Review Summary: Comedown Machine doesn't see the Strokes reinventing the wheel, but it's a solid, catchy record with a few interesting deviations from their typical musical style.
It's unfair to expect that the Strokes will ever be able to match the greatness of their first album, 'Is This It'. Every subsequent effort they release will invariably be compared to it, with the verdict always, "Not as good." Of course, the comparison is always a little unfair. 'Is This It' was more than just a good album: it was a highly influential one, and with that comes expectations. Critical hyperbole ('the saviors of rock') followed, until it was discovered that the Strokes had no such lofty ambitions. Instead of meeting the expectations heaped upon them, they seemed perfectly content making albums of catchy, glossy pop rock. And because subsequent albums lacked such groundbreaking aspirations, critical reaction against the group soured, reaching an all-time low with the group's unfairly maligned 2011 LP, 'Angles' (a solid, short album that was certainly a step up from the excess of 2006's 'First Impressions of Earth').
'Comedown Machine,' the group's latest effort, will invariably be compared to 'Angles' as well. Some have already declared it far superior to its predecessor, but the truth is, the two are quite similar. If anything, 'Comedown Machine' is the slightly scruffier twin to 'Angles.' It has a similar length (the band have found their sweet spot at a little over half an hour), and it features a similar mix of catchy guitar tunes and introspective ballads to its predecessor.
The synthpop stylings of 'Angles' continues as well, though 'Comedown Machine's' head is more stuck in the past. As the retro cover hints, the album owes quite a lot to 1980s pop. Album opener "Tap Out," for instance, begins with a quick, screeching guitar solo before shifting into a pulsing guitar groove that brings to mind The Police or maybe even Devo. The song switches melodies several times, each of them just as catchy as the one before.

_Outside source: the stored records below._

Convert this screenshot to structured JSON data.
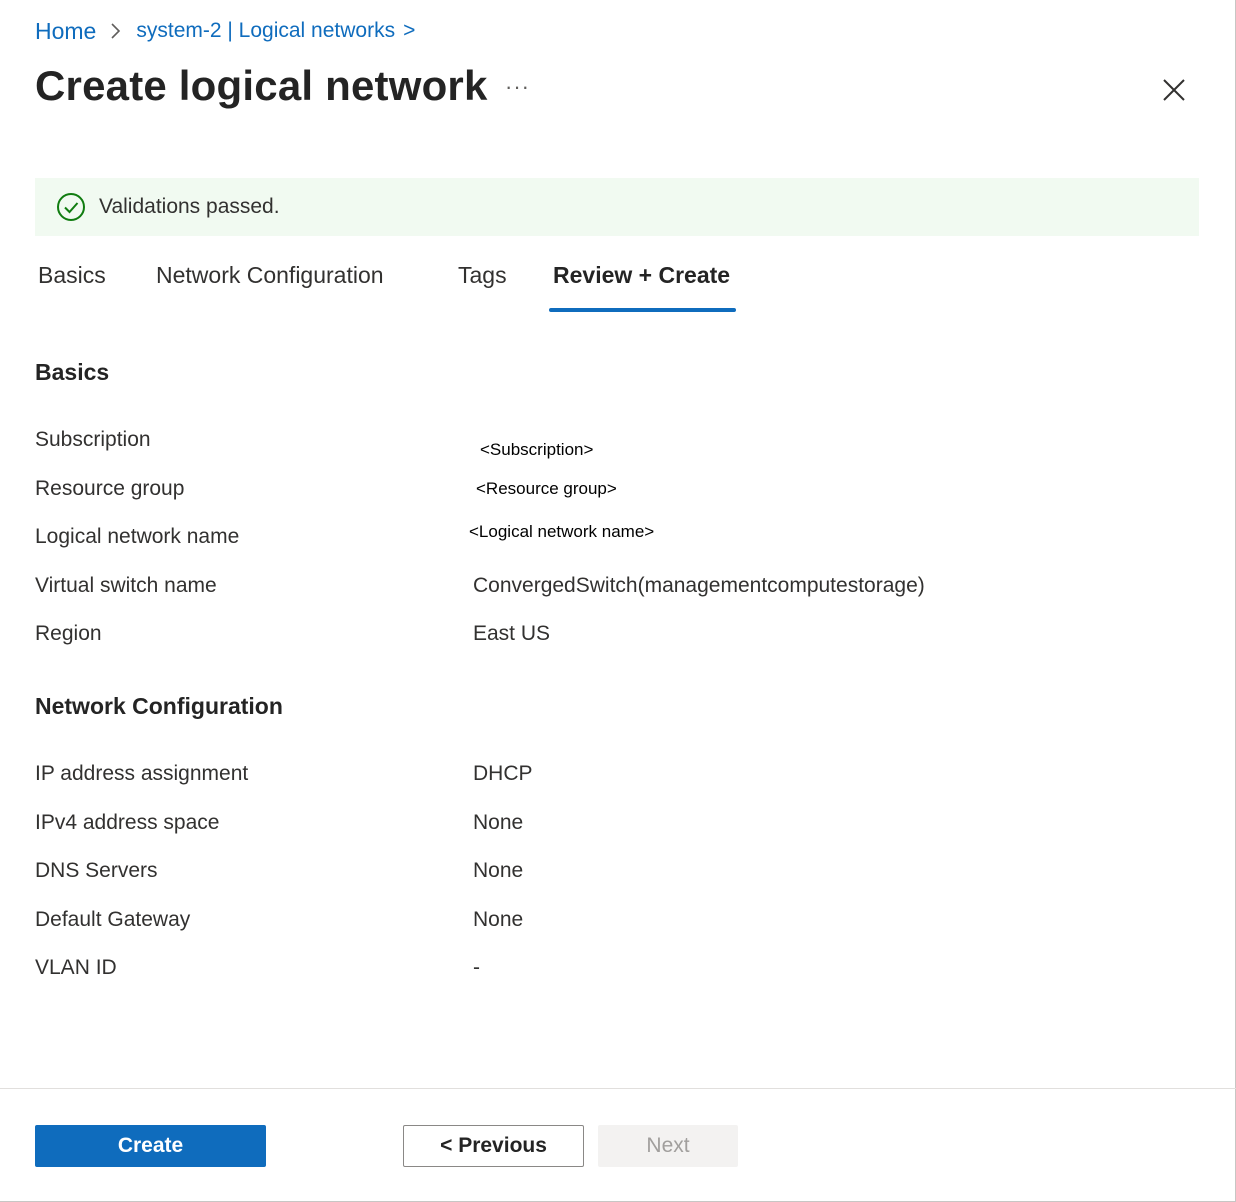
{
  "breadcrumb": {
    "home": "Home",
    "parent": "system-2 | Logical networks",
    "trail_sep": ">"
  },
  "header": {
    "title": "Create logical network",
    "more_label": "···"
  },
  "banner": {
    "message": "Validations passed.",
    "color": "#107c10"
  },
  "tabs": [
    {
      "label": "Basics",
      "active": false
    },
    {
      "label": "Network Configuration",
      "active": false
    },
    {
      "label": "Tags",
      "active": false
    },
    {
      "label": "Review + Create",
      "active": true
    }
  ],
  "basics": {
    "title": "Basics",
    "rows": [
      {
        "label": "Subscription",
        "value": "<Subscription>"
      },
      {
        "label": "Resource group",
        "value": "<Resource group>"
      },
      {
        "label": "Logical network name",
        "value": "<Logical network name>"
      },
      {
        "label": "Virtual switch name",
        "value": "ConvergedSwitch(managementcomputestorage)"
      },
      {
        "label": "Region",
        "value": "East US"
      }
    ]
  },
  "network": {
    "title": "Network Configuration",
    "rows": [
      {
        "label": "IP address assignment",
        "value": "DHCP"
      },
      {
        "label": "IPv4 address space",
        "value": "None"
      },
      {
        "label": "DNS Servers",
        "value": "None"
      },
      {
        "label": "Default Gateway",
        "value": "None"
      },
      {
        "label": "VLAN ID",
        "value": "-"
      }
    ]
  },
  "footer": {
    "create_label": "Create",
    "previous_label": "< Previous",
    "next_label": "Next"
  },
  "colors": {
    "accent": "#0f6cbd",
    "success_bg": "#f1faf1"
  }
}
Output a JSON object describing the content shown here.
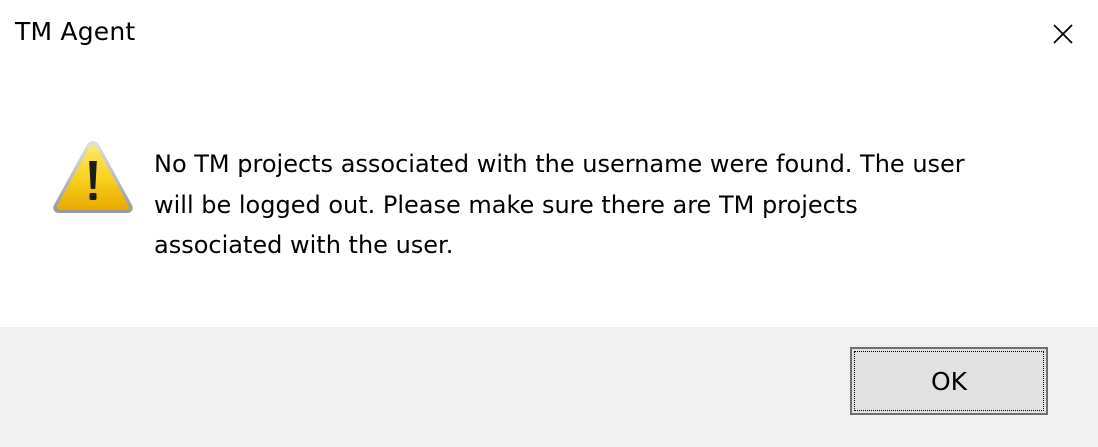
{
  "window": {
    "title": "TM Agent",
    "close_icon": "close-icon"
  },
  "dialog": {
    "icon": "warning-icon",
    "message_lines": [
      "No TM projects associated with the username were found. The user",
      "will be logged out. Please make sure there are TM projects",
      "associated with the user."
    ]
  },
  "buttons": {
    "ok_label": "OK"
  },
  "colors": {
    "footer_bg": "#f0f0f0",
    "button_bg": "#e1e1e1",
    "button_border": "#707070",
    "warning_yellow": "#f5c400"
  }
}
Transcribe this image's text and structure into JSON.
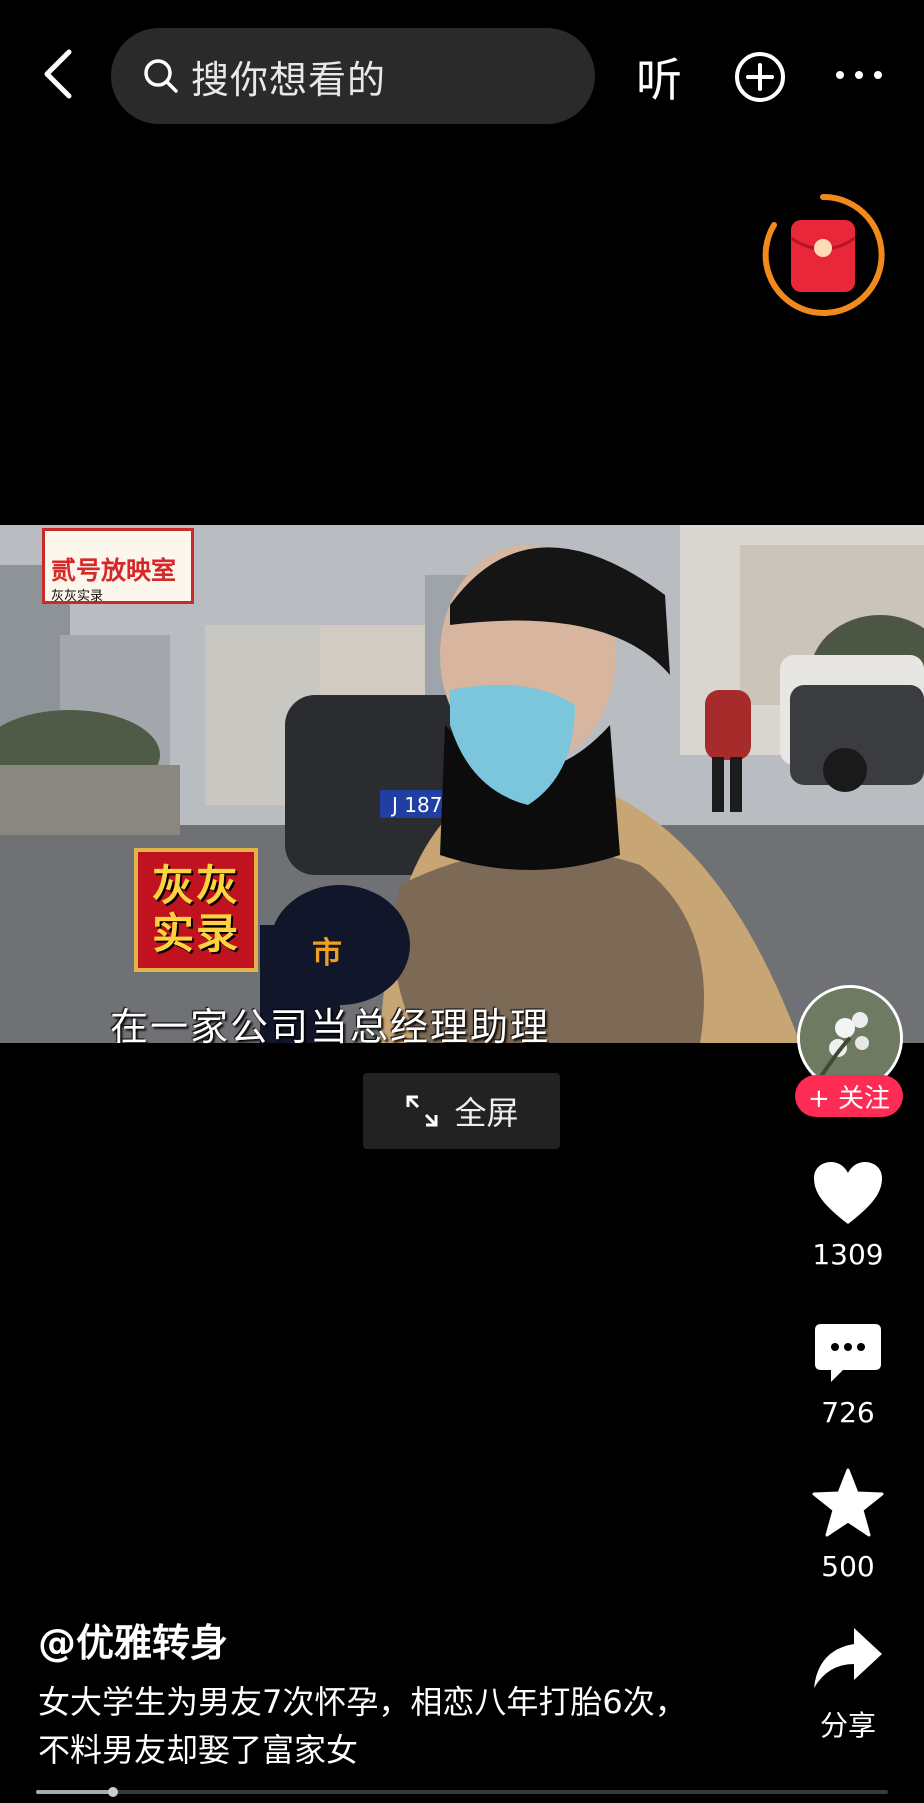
{
  "topbar": {
    "search_placeholder": "搜你想看的",
    "listen_label": "听"
  },
  "video": {
    "logo_title": "贰号放映室",
    "logo_subtitle": "灰灰实录",
    "stamp_line1": "灰灰",
    "stamp_line2": "实录",
    "subtitle": "在一家公司当总经理助理",
    "plate": "J 1878",
    "mic_text": "市"
  },
  "fullscreen": {
    "label": "全屏"
  },
  "rail": {
    "follow_label": "+ 关注",
    "likes": "1309",
    "comments": "726",
    "favorites": "500",
    "share_label": "分享"
  },
  "post": {
    "author": "@优雅转身",
    "caption": "女大学生为男友7次怀孕，相恋八年打胎6次，不料男友却娶了富家女"
  },
  "progress": {
    "fraction": 0.09
  },
  "colors": {
    "accent": "#fe2c55",
    "packet_ring": "#f28a1b",
    "packet": "#e8283a"
  },
  "icons": [
    "back-icon",
    "search-icon",
    "plus-circle-icon",
    "more-icon",
    "red-packet-icon",
    "fullscreen-icon",
    "heart-icon",
    "comment-icon",
    "star-icon",
    "share-icon"
  ]
}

If there's any track on here that's quintessentially Strokes-ish, though, it's lead single "All the Time," which features a loud, oversaturated chorus in which singer Julian Casablancas' vocals show their edge. Strip away the production value and the song wouldn't have even been out of place on 'Is This It.'
"One Way Trigger" features the clearest, most jarring use of a synthesizer (right there from the beginning), but while those synths have a hard, jangly edge, they're seen elsewhere on the album with a softer, ambient vibe ("Chances," "80's Comedown Machine"). Those looking for grittier guitars have plenty to enjoy, too: "50 50" and "Partners and Crime" each feature distortion pedals to great effect. Fans of 'First Impressions of Earth' standout "Heart in a Cage" and its ilk will find quite a bit to love here.
Standout track "Welcome to Japan" is undoubtedly the group's funkiest yet; the bassline borders on straight-up disco (I'm reminded of Jamiroquai's "Dynamite"), while Casablancas' lyrics wonder, "What kind of asshole drives a Lotus?" It's clever and highly danceable, but it's also an example of The Strokes subtly expanding musically, essentially enculturating funk into their already distinctive sound.
But it's the album's final track that is the most markedly different. "Call It Fate Call It Karma" is vaguely reminiscent of the stripped down, relaxed vibes of 'Angles' tracks "Call Me Back" and "Life Is Simple in the Moonlight," but the production makes it sound like 1950s-era jazz played through a dusty phonograph (there's even an ever-so-brief trumpet note). It's so unlike everything else on the album that it could really only serve as the closer, but it's a strangely satisfying closer -- probably due to the fact that the song's only obviously shared DNA with the rest of the album is the group's penchant for catchy songwriting.
'Comedown Machine' isn't a major deviation from the rest of the Strokes' catalogue, but it might be their most sonically ambitious since their debut. While it follows rather closely in form and content to their last album, 'Angles,' its baby steps away from the group's established genre of catchy pop-rock make it a fresh and highly engrossing record.